━━━ Provided information
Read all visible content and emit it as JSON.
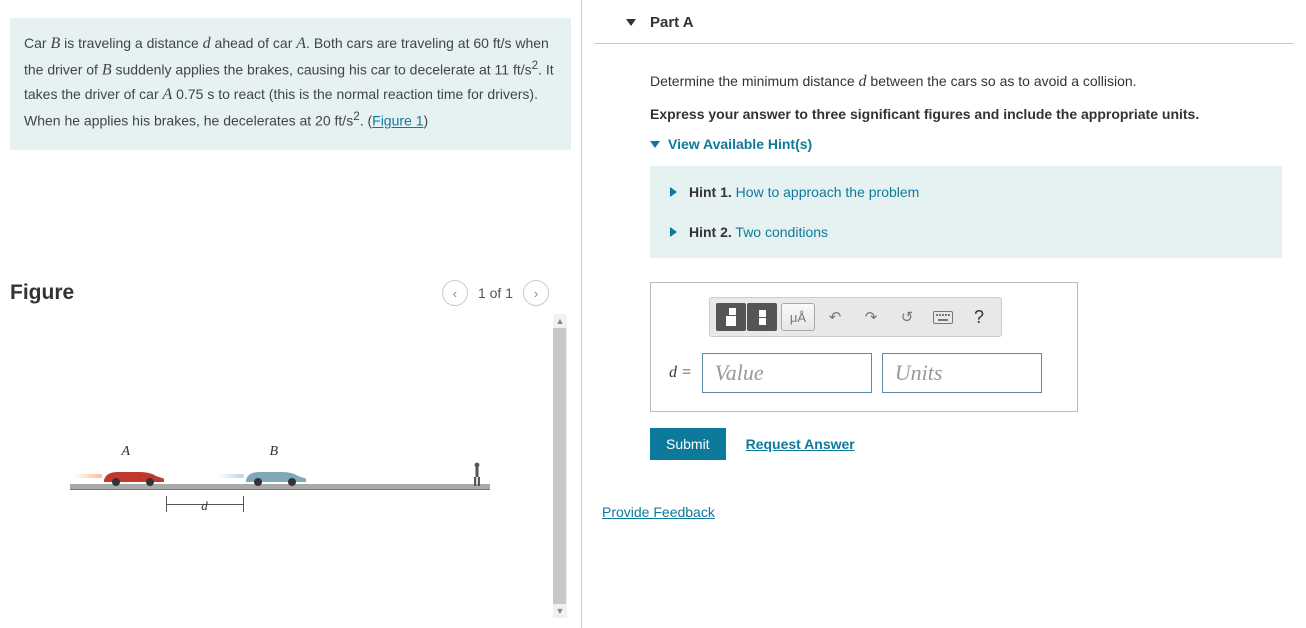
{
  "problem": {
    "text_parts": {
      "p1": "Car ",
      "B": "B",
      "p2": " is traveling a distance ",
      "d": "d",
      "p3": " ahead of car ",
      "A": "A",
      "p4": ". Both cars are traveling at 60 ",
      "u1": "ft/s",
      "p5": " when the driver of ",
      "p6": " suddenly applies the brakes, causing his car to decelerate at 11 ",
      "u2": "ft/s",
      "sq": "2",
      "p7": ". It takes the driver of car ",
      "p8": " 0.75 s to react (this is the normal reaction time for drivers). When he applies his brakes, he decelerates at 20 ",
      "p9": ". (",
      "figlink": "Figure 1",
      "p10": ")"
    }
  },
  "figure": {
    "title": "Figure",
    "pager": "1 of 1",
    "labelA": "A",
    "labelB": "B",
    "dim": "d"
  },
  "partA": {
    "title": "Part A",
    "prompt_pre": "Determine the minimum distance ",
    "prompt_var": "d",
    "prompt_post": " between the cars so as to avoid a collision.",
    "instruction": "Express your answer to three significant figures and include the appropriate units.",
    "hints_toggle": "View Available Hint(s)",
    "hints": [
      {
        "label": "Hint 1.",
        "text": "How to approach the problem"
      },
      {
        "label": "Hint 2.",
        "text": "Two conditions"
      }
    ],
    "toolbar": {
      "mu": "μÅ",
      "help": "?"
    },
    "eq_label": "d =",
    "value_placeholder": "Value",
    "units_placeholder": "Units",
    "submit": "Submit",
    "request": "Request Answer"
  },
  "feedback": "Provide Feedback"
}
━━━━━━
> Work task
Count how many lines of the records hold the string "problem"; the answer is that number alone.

> Answer space
2